Faculty for Biology, Chemistry, and Earth Sciences

Environmental Geochemistry Group - Prof. Dr. Britta Planer-Friedrich

print page

Bachelor Thesis

Formation of thioarsenates upon sorption of arsenic to mackinawite

Moritz Zeising (11/2014-12/2015)

Support: Britta Planer-Friedrich, Thomas Borch, Regina Lohmayer

Knowledge of the sorption behavior of arsenic (As) is important because of its natural occurrence and toxicity. Previous studies described higher sorption onto iron sulfide minerals for arsenite, As(III), and arsenate, As(V), than for thioarsenates, thiolated pentavalent arsenic species. This study investigated the formation of thioarsenates in a system containing sulfur and iron. Two mineral formation processes of mackinawite (FeS) were compared, one in the absence (preformed mineral) and the other in the presence (concurrent formation) of As during synthesis. Preformed mineral experiments resulted in high removal of As from suspension. Speciation was dominated by As(V). Higher mobility of As was observed in concurrent formation experiments. Speciation was dominated by As(III) and thioarsenates. The reduced species As(III) was likely to react with elemental sulfur to thiolated As species. Formation of thioarsenates may be the reason for higher mobility of As in the aqueous phase as shown by other studies. Confirmation of thioarsenates in Fe-rich suspensions is difficult because of precipitation of iron during storage, As co-precipitation, and As speciation changes. In this study, recovery problems were found using the anoxic, ethanolic and cool storage method. Flash-frozen storage with EDTA addition probably led to artificial thioarsenate formation. In a natural environment, concurrent formation of mackinawite in the presence of As is important, because of reductive dissolution of iron oxides with sorbed As. Transformation to iron sulfides may lead to mobilization of As due to the observed thioarsenate formation.

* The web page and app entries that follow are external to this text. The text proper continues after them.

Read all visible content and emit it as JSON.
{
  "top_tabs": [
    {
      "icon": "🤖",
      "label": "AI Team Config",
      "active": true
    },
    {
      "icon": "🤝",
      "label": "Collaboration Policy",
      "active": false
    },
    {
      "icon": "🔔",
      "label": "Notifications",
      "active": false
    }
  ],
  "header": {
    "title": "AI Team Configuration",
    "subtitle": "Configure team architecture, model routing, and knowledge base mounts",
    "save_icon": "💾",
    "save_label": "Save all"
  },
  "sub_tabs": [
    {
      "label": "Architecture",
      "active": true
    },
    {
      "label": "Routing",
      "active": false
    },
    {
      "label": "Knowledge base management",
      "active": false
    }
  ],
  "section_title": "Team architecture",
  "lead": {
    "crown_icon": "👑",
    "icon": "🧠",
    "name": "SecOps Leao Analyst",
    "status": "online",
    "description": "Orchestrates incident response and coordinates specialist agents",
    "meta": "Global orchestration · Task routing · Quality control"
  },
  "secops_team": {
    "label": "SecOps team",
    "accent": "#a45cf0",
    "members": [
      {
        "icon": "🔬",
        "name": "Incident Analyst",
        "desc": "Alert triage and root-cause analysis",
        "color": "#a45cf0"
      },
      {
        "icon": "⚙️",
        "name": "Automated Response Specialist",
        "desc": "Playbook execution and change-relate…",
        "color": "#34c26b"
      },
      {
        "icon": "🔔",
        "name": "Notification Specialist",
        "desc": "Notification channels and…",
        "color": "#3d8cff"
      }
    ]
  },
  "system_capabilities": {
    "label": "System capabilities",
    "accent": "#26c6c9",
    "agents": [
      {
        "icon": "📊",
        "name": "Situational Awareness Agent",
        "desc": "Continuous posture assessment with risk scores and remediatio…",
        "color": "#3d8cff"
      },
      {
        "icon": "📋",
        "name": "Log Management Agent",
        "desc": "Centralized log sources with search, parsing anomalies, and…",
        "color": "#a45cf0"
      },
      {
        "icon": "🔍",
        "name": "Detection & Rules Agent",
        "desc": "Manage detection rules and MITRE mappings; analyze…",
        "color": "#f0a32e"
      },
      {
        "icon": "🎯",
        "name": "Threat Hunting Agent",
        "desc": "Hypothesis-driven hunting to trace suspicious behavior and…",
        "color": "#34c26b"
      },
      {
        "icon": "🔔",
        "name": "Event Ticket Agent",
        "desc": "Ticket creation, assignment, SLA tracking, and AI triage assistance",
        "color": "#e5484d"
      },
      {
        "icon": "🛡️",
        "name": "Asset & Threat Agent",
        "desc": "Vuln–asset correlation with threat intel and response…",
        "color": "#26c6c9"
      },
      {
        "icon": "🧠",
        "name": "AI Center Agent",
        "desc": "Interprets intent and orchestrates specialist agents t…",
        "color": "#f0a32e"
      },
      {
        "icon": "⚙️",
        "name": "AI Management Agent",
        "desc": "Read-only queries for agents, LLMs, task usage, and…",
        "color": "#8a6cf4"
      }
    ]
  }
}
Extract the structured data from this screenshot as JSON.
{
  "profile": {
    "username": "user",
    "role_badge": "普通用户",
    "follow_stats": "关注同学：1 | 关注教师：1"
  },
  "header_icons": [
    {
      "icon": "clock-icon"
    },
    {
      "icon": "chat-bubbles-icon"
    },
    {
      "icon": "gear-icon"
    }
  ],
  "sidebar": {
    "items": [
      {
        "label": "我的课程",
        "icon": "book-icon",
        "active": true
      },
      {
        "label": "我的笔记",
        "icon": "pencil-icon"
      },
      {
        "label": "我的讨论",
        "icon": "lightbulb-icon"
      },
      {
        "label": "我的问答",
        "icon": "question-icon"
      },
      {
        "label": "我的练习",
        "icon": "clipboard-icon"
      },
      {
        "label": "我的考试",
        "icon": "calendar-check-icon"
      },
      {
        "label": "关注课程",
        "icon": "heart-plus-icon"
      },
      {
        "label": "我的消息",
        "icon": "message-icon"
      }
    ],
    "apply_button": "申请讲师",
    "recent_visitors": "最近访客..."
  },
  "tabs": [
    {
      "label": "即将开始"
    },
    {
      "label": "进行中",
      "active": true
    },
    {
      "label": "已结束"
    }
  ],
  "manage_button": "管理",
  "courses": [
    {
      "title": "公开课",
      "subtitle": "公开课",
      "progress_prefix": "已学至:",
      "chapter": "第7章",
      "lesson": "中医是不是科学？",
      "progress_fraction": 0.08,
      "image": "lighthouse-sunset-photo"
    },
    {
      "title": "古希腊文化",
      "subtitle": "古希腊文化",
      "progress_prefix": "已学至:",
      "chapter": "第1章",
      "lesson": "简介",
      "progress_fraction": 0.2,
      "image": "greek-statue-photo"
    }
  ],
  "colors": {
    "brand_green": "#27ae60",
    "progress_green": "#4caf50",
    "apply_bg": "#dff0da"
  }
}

Youtube-KanalKontakt aufnehmen
This site makes use of cookies More information